Hardwood floors in a kitchen will only work for certain people.

We recommend them for serious cooks who want a warm, elegant flooring option – and who aren’t prone to drops or spills!

If you still aren’t sure you fit that description, ask yourself the following questions:

  • Are small dents and dings going to bother you? Even the most careful cook will get these in their hardwood floors over time.
  • Do you want a perfect, uniform floor, or do you like little variations and imperfections? Hardwood floors have character, and that means there’s going to be some inconsistency.
  • Are you up for maintaining your floors? Hardwood needs special attention: you’ll need to be on the lookout for any water, and sweep/vacuum regularly to keep grit from marking up your floors.
  • Are you okay with natural wear and tear? Like we said, kitchens are a high-traffic area, and that’ll be reflected in your hardwood.
  • Are you willing to sand and refinish your floors as needed?

You should also ask yourself whether young kids or pets will frequently be in the kitchen, as they can also have an impact on the condition of your hardwood flooring.


With the proper care, your hardwood floor will be one of the best parts of your new kitchen. Kehoe Project, Copperstone Kitchens.

What Are My Hardwood Flooring Options?

When you’ve decided to go with hardwood flooring in your kitchen (congratulations!) your next step is to pick the right hardwood.

Solid Hardwood

Solid hardwood means wood that has been milled from a single piece of lumber. It’s the most ‘pure’ form of hardwood, and is the type of flooring that needs to be sanded and refinished. It’s also the wood that is most susceptible to moisture.

Engineered Hardwood

Engineered hardwood is made of bonding layers of hardwood. This makes it a more stable, durable option. It also allows for more installation options like staples, gluing, or floating (where the floor is attached to itself, not the subflooring).

Whatever kind of hardwood you choose, you should consider these things as well:

  • The species of wood: some, like oak, are harder than others.
  • The width of the planks: width will help denote the style of your kitchen.
  • The color: whether you go with au natural or a stain, colour is an important thing to think about.

One of our designers will be more than happy to show you samples and help you answer these questions.


These thin planks lend themselves to a contemporary kitchen.

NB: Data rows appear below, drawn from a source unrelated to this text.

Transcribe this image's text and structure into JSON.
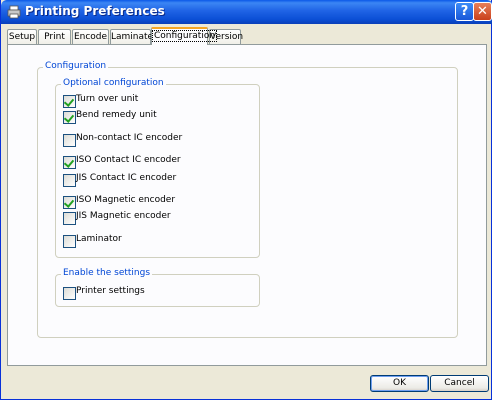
{
  "window": {
    "title": "Printing Preferences",
    "help_label": "?",
    "close_label": "✕"
  },
  "tabs": [
    {
      "label": "Setup"
    },
    {
      "label": "Print"
    },
    {
      "label": "Encode"
    },
    {
      "label": "Laminate"
    },
    {
      "label": "Configuration",
      "active": true
    },
    {
      "label": "Version"
    }
  ],
  "configuration": {
    "title": "Configuration",
    "optional": {
      "title": "Optional configuration",
      "items": [
        {
          "label": "Turn over unit",
          "checked": true
        },
        {
          "label": "Bend remedy unit",
          "checked": true
        },
        {
          "label": "Non-contact IC encoder",
          "checked": false
        },
        {
          "label": "ISO Contact IC encoder",
          "checked": true
        },
        {
          "label": "JIS Contact IC encoder",
          "checked": false
        },
        {
          "label": "ISO Magnetic encoder",
          "checked": true
        },
        {
          "label": "JIS Magnetic encoder",
          "checked": false
        },
        {
          "label": "Laminator",
          "checked": false
        }
      ]
    },
    "enable": {
      "title": "Enable the settings",
      "items": [
        {
          "label": "Printer settings",
          "checked": false
        }
      ]
    }
  },
  "buttons": {
    "ok": "OK",
    "cancel": "Cancel"
  },
  "colors": {
    "titlebar": "#0a58e8",
    "group_label": "#0046d5",
    "check": "#21a121",
    "active_tab_accent": "#f5a623"
  }
}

Beaverwood Project, Copperstone Kitchens.

Wood is On Trend in 2018

Wood is definitely on-trend for renovations in 2018. As more and more people aim for an open-concept main floor, hardwood flooring in a kitchen is rapidly becoming a number one choice.

Homeowners are also looking to incorporate wood in other ways: open shelves, their kitchen islands, and their cabinets.


People are loving the look of one floor for all their main spaces. Burnbank Project, Copperstone Kitchens.

Find Out How This Trend and Others Would Work in Your Kitchen

Are you interested in hardwood floors for your kitchen? Book a free consultation with one of Copperstone Kitchen’s award-winning designers!

We’ll work with you on your entire kitchen renovation, and get you the flooring that checks all the boxes on your wishlist.

I’m Ready to Meet with a Designer